**Exercise instructions:** The expected answer is a single number, namely how many lines in the data below hold the word "document".
++++ Source data ++++
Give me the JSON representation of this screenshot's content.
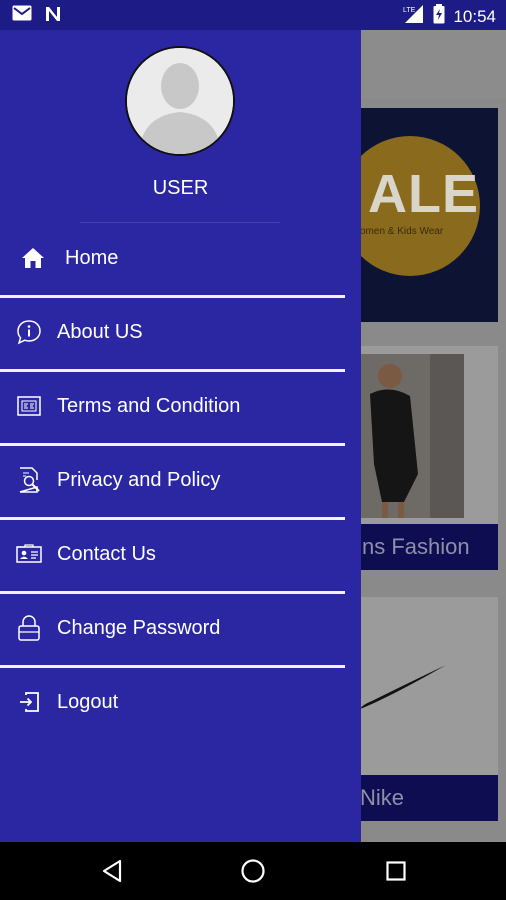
{
  "status_bar": {
    "time": "10:54",
    "network": "LTE",
    "icons": [
      "gmail-icon",
      "n-app-icon",
      "lte-signal-icon",
      "battery-icon"
    ]
  },
  "drawer": {
    "user_name": "USER",
    "background_color": "#2b27a3",
    "items": [
      {
        "label": "Home",
        "icon": "home-icon"
      },
      {
        "label": "About US",
        "icon": "info-icon"
      },
      {
        "label": "Terms and Condition",
        "icon": "document-icon"
      },
      {
        "label": "Privacy and Policy",
        "icon": "search-document-icon"
      },
      {
        "label": "Contact Us",
        "icon": "contact-card-icon"
      },
      {
        "label": "Change Password",
        "icon": "lock-icon"
      },
      {
        "label": "Logout",
        "icon": "logout-icon"
      }
    ]
  },
  "background": {
    "banner_text": "ALE",
    "banner_sub": "omen & Kids Wear",
    "card2_label": "ns Fashion",
    "card3_label": "Nike"
  },
  "nav_bar": {
    "icons": [
      "back-icon",
      "home-circle-icon",
      "recents-icon"
    ]
  }
}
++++
**Written answer:** 2